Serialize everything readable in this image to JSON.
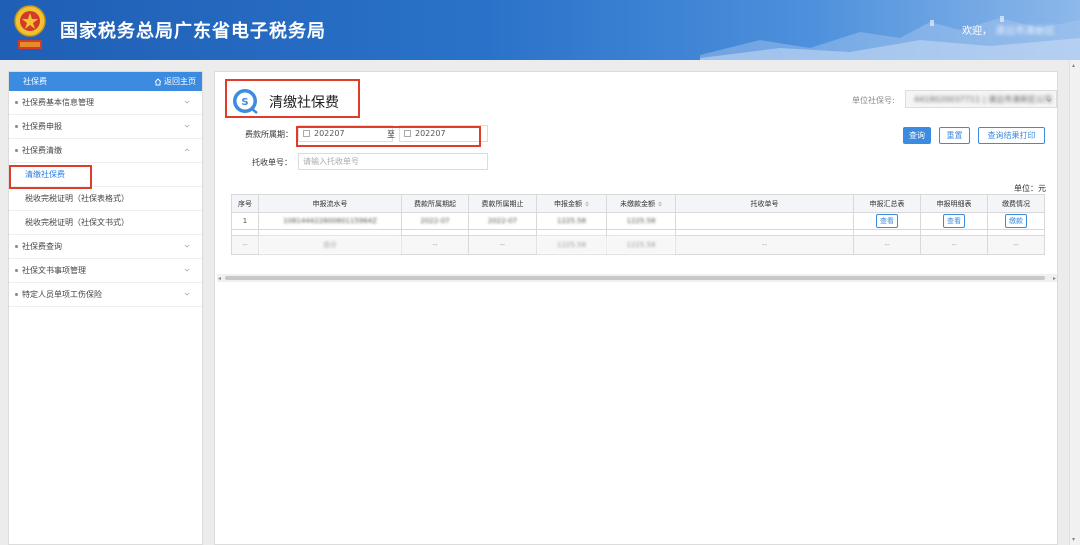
{
  "header": {
    "title": "国家税务总局广东省电子税务局",
    "welcome": "欢迎，",
    "user": "清远市清新区"
  },
  "sidebar": {
    "title": "社保费",
    "home": "返回主页",
    "items": [
      {
        "label": "社保费基本信息管理",
        "expanded": false
      },
      {
        "label": "社保费申报",
        "expanded": false
      },
      {
        "label": "社保费清缴",
        "expanded": true
      },
      {
        "label": "社保费查询",
        "expanded": false
      },
      {
        "label": "社保文书事项管理",
        "expanded": false
      },
      {
        "label": "特定人员单项工伤保险",
        "expanded": false
      }
    ],
    "subitems": [
      "清缴社保费",
      "税收完税证明（社保表格式）",
      "税收完税证明（社保文书式）"
    ]
  },
  "page": {
    "title": "清缴社保费",
    "unit_no_label": "单位社保号:",
    "unit_no_value": "4418020037711 | 清远市清新区公司"
  },
  "form": {
    "period_label": "费款所属期：",
    "period_start": "202207",
    "period_to": "至",
    "period_end": "202207",
    "ticket_label": "托收单号：",
    "ticket_placeholder": "请输入托收单号"
  },
  "buttons": {
    "query": "查询",
    "reset": "重置",
    "print": "查询结果打印"
  },
  "table": {
    "unit": "单位：元",
    "headers": [
      "序号",
      "申报流水号",
      "费款所属期起",
      "费款所属期止",
      "申报金额",
      "未缴款金额",
      "托收单号",
      "申报汇总表",
      "申报明细表",
      "缴费情况"
    ],
    "rows": [
      {
        "index": "1",
        "serial": "10814442280080115964Z",
        "start": "2022-07",
        "end": "2022-07",
        "declared": "1225.58",
        "unpaid": "1225.58",
        "ticket": "",
        "summary_btn": "查看",
        "detail_btn": "查看",
        "pay_btn": "缴款"
      }
    ],
    "total": {
      "index": "--",
      "serial": "合计",
      "start": "--",
      "end": "--",
      "declared": "1225.58",
      "unpaid": "1225.58",
      "ticket": "--",
      "summary": "--",
      "detail": "--",
      "pay": "--"
    }
  },
  "colors": {
    "accent": "#3b8be0",
    "highlight_box": "#e03c2a"
  }
}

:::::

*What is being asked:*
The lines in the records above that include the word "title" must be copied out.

*Problem solution:*
    "title": "国家税务总局广东省电子税务局",
    "title": "社保费",
    "title": "清缴社保费",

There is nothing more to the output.